While celebrating my niece’s first month at a traditional dinner with my extended family, I bore additional feelings of guilt, having only visited my sister and her newborn daughter twice since the birth.
I was genuinely happy for my sister and her new family but, as many of my now-married and parenting cousins congratulated me on becoming an uncle, I felt the pressure of the unspoken questions behind their smiles: When is it going to be your turn? How long are you going to wait to make your parents happy? Have you met a nice girl?
To make matters worse, I hadn’t even brought a gift. Sitting across from the gift table, which overflowed with baby clothes, blankets and various other baby-raising accoutrements, I beat myself up for not having the paternal instincts to choose the right gift, despite having repeatedly circled Babies ‘R’ Us over several visits.
Being blissfully ignorant of many of the straight world’s customs was now costing me in my family relationships.
I was working at the bar the night my niece was born. When I showed up early (for me) the next day to visit, I was still shaky and bleary-eyed.
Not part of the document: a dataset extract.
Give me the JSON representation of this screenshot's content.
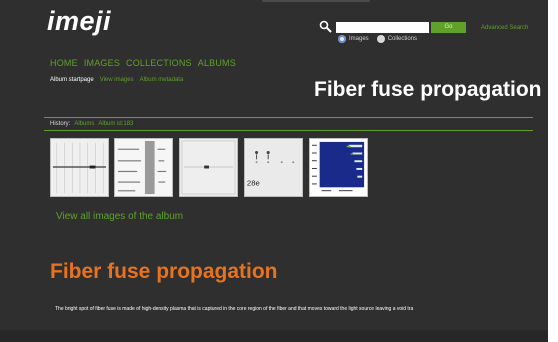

As the father’s family — a warm, wholesome bunch — took turns holding the baby, I broke into a nervous sweat. It occurred to me that I’d never actually held a newborn before.
Coming from a night of slinging drinks to randy bar patrons amongst scantily clad go-go dancers, I didn’t feel right holding something so sacred. I felt dirty and unworthy.
My dream of being a great gay uncle slipped further away each day I failed to do something, anything, for my niece.
Then it was time to celebrate the Lunar New Year at my par-ents’ place. I sat beside my niece before dinner, each of us staring at the other, trying to figure each other out.
Assuming all her newborn blue eyes could discern were shadows and blobs, I tried to make my silhouette interesting by waving my arms around my head. Seemingly intrigued, she joined me in waving about, adding her own enthusiastic kicks to the fun. And like that, Uncle Nellie and his niece shared their first New Year’s dance together.
After dinner, the little one started to cry. Not even Grandma’s familiar touch and calls of “Po-po, Po-po” could soothe her. Something moved me to give it a try.
I picked her up under her arms and began bobbing her up in the air. She stopped crying and looked at me pleasantly. Suddenly I felt like the coolest uncle in the world.
As we shared those little moments, all the shame, doubt and self-criticism I’d struggled with lost all meaning. I may not be an expert on family customs, but my own experiences of life and joy inform the unique gifts I have in me to share.
I may not be the perfect uncle, but she seems happy enough to take me as I am.